[TASK PROMPT] If a line below contains the string "messages", copy it out.
LISTED RECORDS Block Start
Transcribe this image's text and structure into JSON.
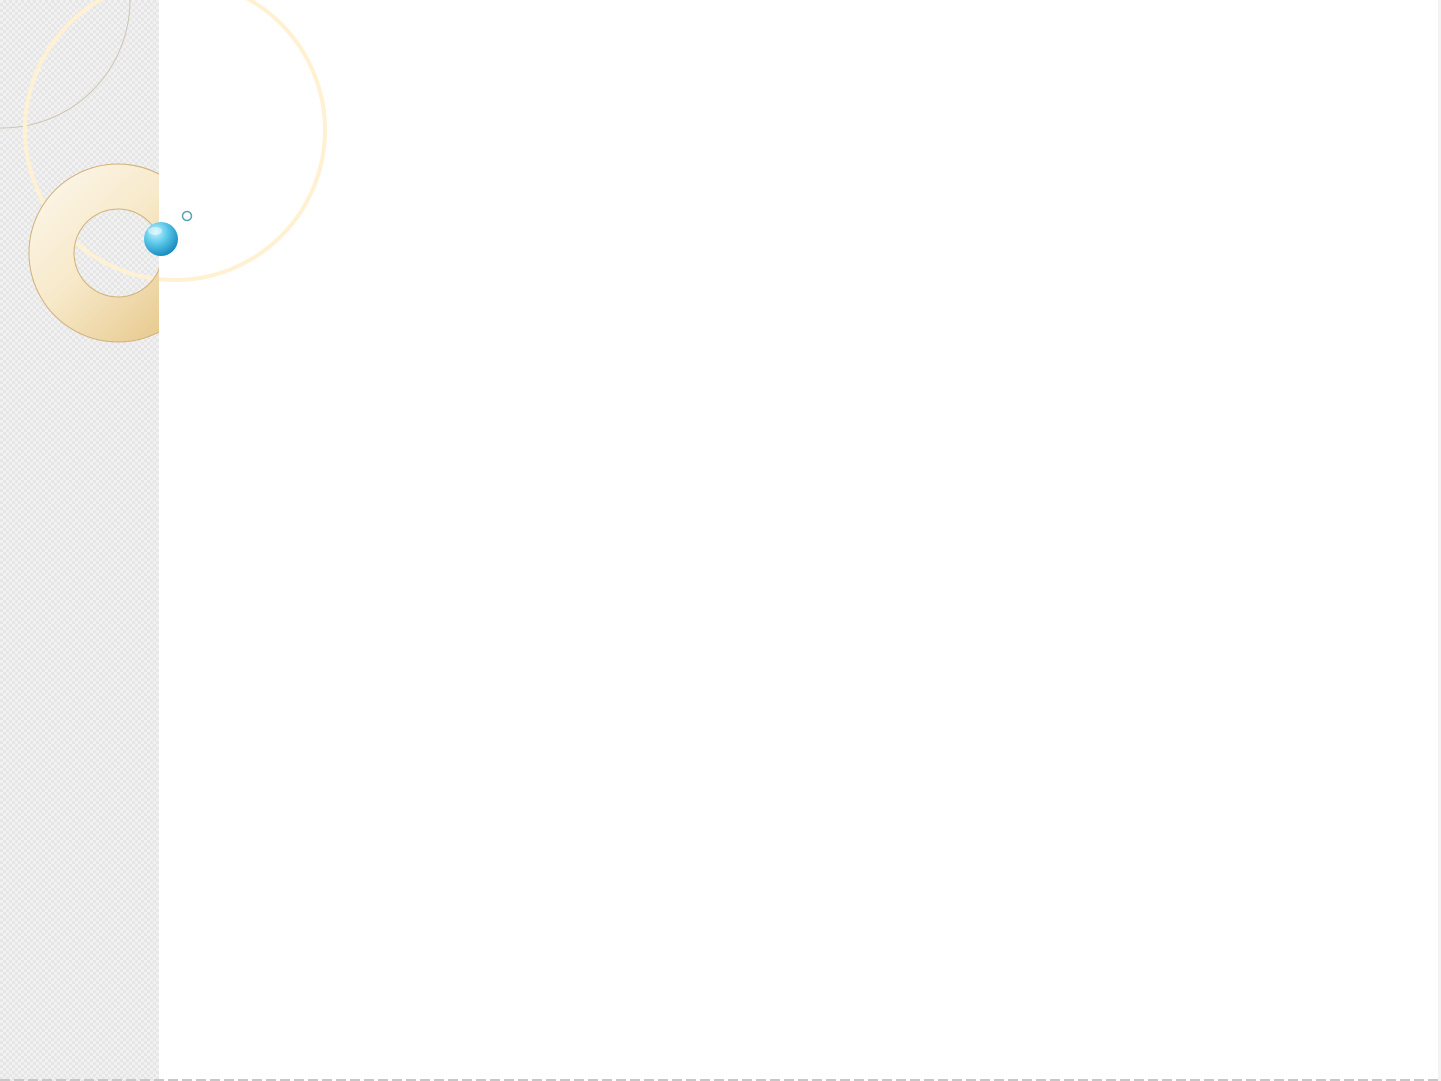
{
  "colors": {
    "background": "#ffffff",
    "strip_base": "#f1f1f1",
    "strip_check": "#e6e6e6",
    "ring_light": "#fbf4e4",
    "ring_dark": "#e8c98c",
    "ring_outline": "#d2b17a",
    "faint_arc": "#fff1d2",
    "thin_arc": "#cfc5b3",
    "sphere_light": "#b6ecfb",
    "sphere_dark": "#1593c6",
    "small_circle": "#5aa2b8"
  },
  "decorations": [
    "thin-arc",
    "faint-arc",
    "gold-ring-icon",
    "blue-sphere-icon",
    "small-circle-icon"
  ]
}
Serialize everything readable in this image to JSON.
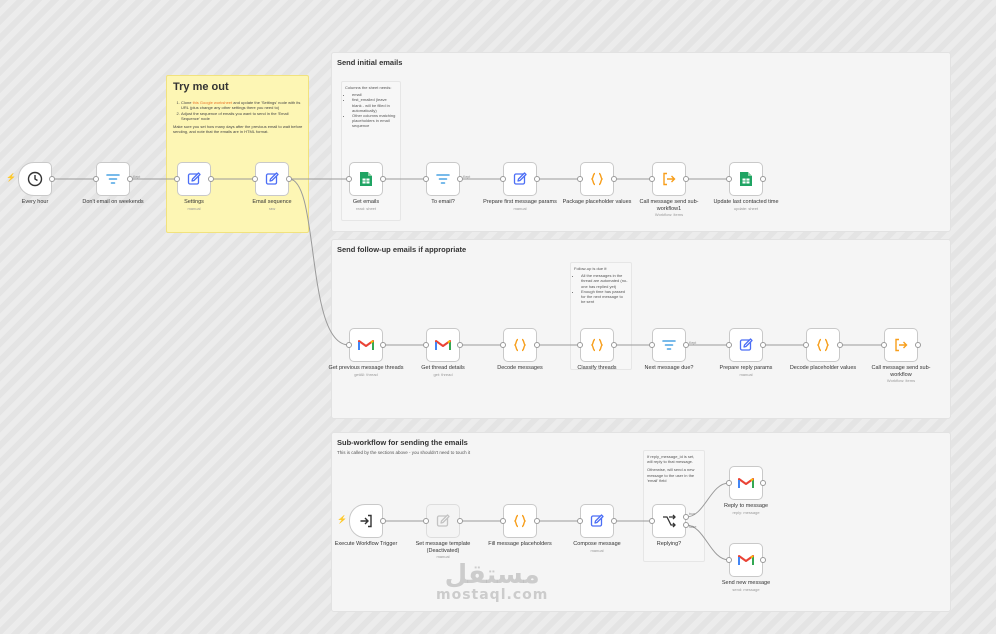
{
  "colors": {
    "accent": "#ff6d5a",
    "gmail_red": "#ea4335",
    "sheets_green": "#1fa463",
    "filter_blue": "#4ba3e3",
    "edit_blue": "#4c6ef5",
    "code_orange": "#f79e1b"
  },
  "sections": {
    "initial": {
      "title": "Send initial emails"
    },
    "followup": {
      "title": "Send follow-up emails if appropriate"
    },
    "subworkflow": {
      "title": "Sub-workflow for sending the emails",
      "subtitle": "This is called by the sections above - you shouldn't need to touch it"
    }
  },
  "sticky_try": {
    "title": "Try me out",
    "step1_a": "Clone ",
    "step1_link": "this Google worksheet",
    "step1_b": " and update the 'Settings' node with its URL (plus change any other settings there you need to)",
    "step2": "Adjust the sequence of emails you want to send in the 'Email Sequence' node",
    "para": "Make sure you set how many days after the previous email to wait before sending, and note that the emails are in HTML format."
  },
  "note_columns": {
    "intro": "Columns the sheet needs:",
    "items": [
      "email",
      "first_emailed (leave blank - will be filled in automatically)",
      "Other columns matching placeholders in email sequence"
    ]
  },
  "note_followup": {
    "intro": "Follow-up is due if:",
    "items": [
      "All the messages in the thread are automated (no-one has replied yet)",
      "Enough time has passed for the next message to be sent"
    ]
  },
  "note_reply": {
    "p1": "If reply_message_id is set, will reply to that message.",
    "p2": "Otherwise, will send a new message to the user in the 'email' field"
  },
  "nodes": {
    "every_hour": {
      "label": "Every hour",
      "icon": "clock-icon"
    },
    "weekends": {
      "label": "Don't email on weekends",
      "icon": "filter-icon"
    },
    "settings": {
      "label": "Settings",
      "sub": "manual",
      "icon": "pencil-icon"
    },
    "email_seq": {
      "label": "Email sequence",
      "sub": "raw",
      "icon": "pencil-icon"
    },
    "get_emails": {
      "label": "Get emails",
      "sub": "read: sheet",
      "icon": "sheets-icon"
    },
    "to_email": {
      "label": "To email?",
      "icon": "filter-icon"
    },
    "prep_first": {
      "label": "Prepare first message params",
      "sub": "manual",
      "icon": "pencil-icon"
    },
    "package_ph": {
      "label": "Package placeholder values",
      "icon": "code-braces-icon"
    },
    "call_send_1": {
      "label": "Call message send sub-workflow1",
      "sub": "Workflow: items",
      "icon": "execute-workflow-icon"
    },
    "update_last": {
      "label": "Update last contacted time",
      "sub": "update: sheet",
      "icon": "sheets-icon"
    },
    "get_prev": {
      "label": "Get previous message threads",
      "sub": "getAll: thread",
      "icon": "gmail-icon"
    },
    "get_thread": {
      "label": "Get thread details",
      "sub": "get: thread",
      "icon": "gmail-icon"
    },
    "decode_msgs": {
      "label": "Decode messages",
      "icon": "code-braces-icon"
    },
    "classify": {
      "label": "Classify threads",
      "icon": "code-braces-icon"
    },
    "next_due": {
      "label": "Next message due?",
      "icon": "filter-icon"
    },
    "prep_reply": {
      "label": "Prepare reply params",
      "sub": "manual",
      "icon": "pencil-icon"
    },
    "decode_ph": {
      "label": "Decode placeholder values",
      "icon": "code-braces-icon"
    },
    "call_send_2": {
      "label": "Call message send sub-workflow",
      "sub": "Workflow: items",
      "icon": "execute-workflow-icon"
    },
    "exec_trigger": {
      "label": "Execute Workflow Trigger",
      "icon": "enter-icon"
    },
    "set_template": {
      "label": "Set message template (Deactivated)",
      "sub": "manual",
      "icon": "pencil-icon"
    },
    "fill_ph": {
      "label": "Fill message placeholders",
      "icon": "code-braces-icon"
    },
    "compose": {
      "label": "Compose message",
      "sub": "manual",
      "icon": "pencil-icon"
    },
    "replying": {
      "label": "Replying?",
      "icon": "branch-icon"
    },
    "reply_msg": {
      "label": "Reply to message",
      "sub": "reply: message",
      "icon": "gmail-icon"
    },
    "send_new": {
      "label": "Send new message",
      "sub": "send: message",
      "icon": "gmail-icon"
    }
  },
  "edge_labels": {
    "kept": "Kept",
    "true": "true",
    "false": "false"
  },
  "watermark": {
    "arabic": "مستقل",
    "latin": "mostaql.com"
  }
}
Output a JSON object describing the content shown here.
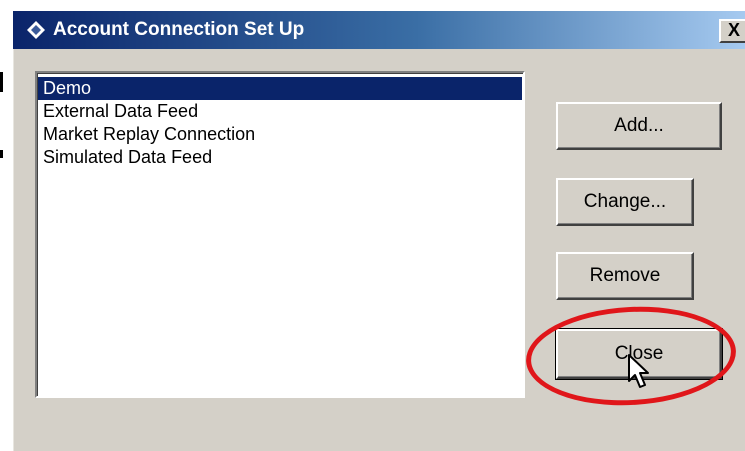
{
  "window": {
    "title": "Account Connection Set Up",
    "close_label": "X"
  },
  "connections": {
    "items": [
      {
        "label": "Demo",
        "selected": true
      },
      {
        "label": "External Data Feed",
        "selected": false
      },
      {
        "label": "Market Replay Connection",
        "selected": false
      },
      {
        "label": "Simulated Data Feed",
        "selected": false
      }
    ]
  },
  "buttons": {
    "add": "Add...",
    "change": "Change...",
    "remove": "Remove",
    "close": "Close"
  },
  "colors": {
    "title_bar_start": "#0a246a",
    "title_bar_end": "#a6caf0",
    "selection": "#0a246a",
    "face": "#d4d0c8",
    "annotation_ring": "#e0161a"
  },
  "icons": {
    "title": "diamond-app-icon",
    "cursor": "arrow-pointer-icon"
  }
}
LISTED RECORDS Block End
[SOLVED PROBLEM]
      "All the messages in the thread are automated (no-one has replied yet)",
      "label": "Decode messages",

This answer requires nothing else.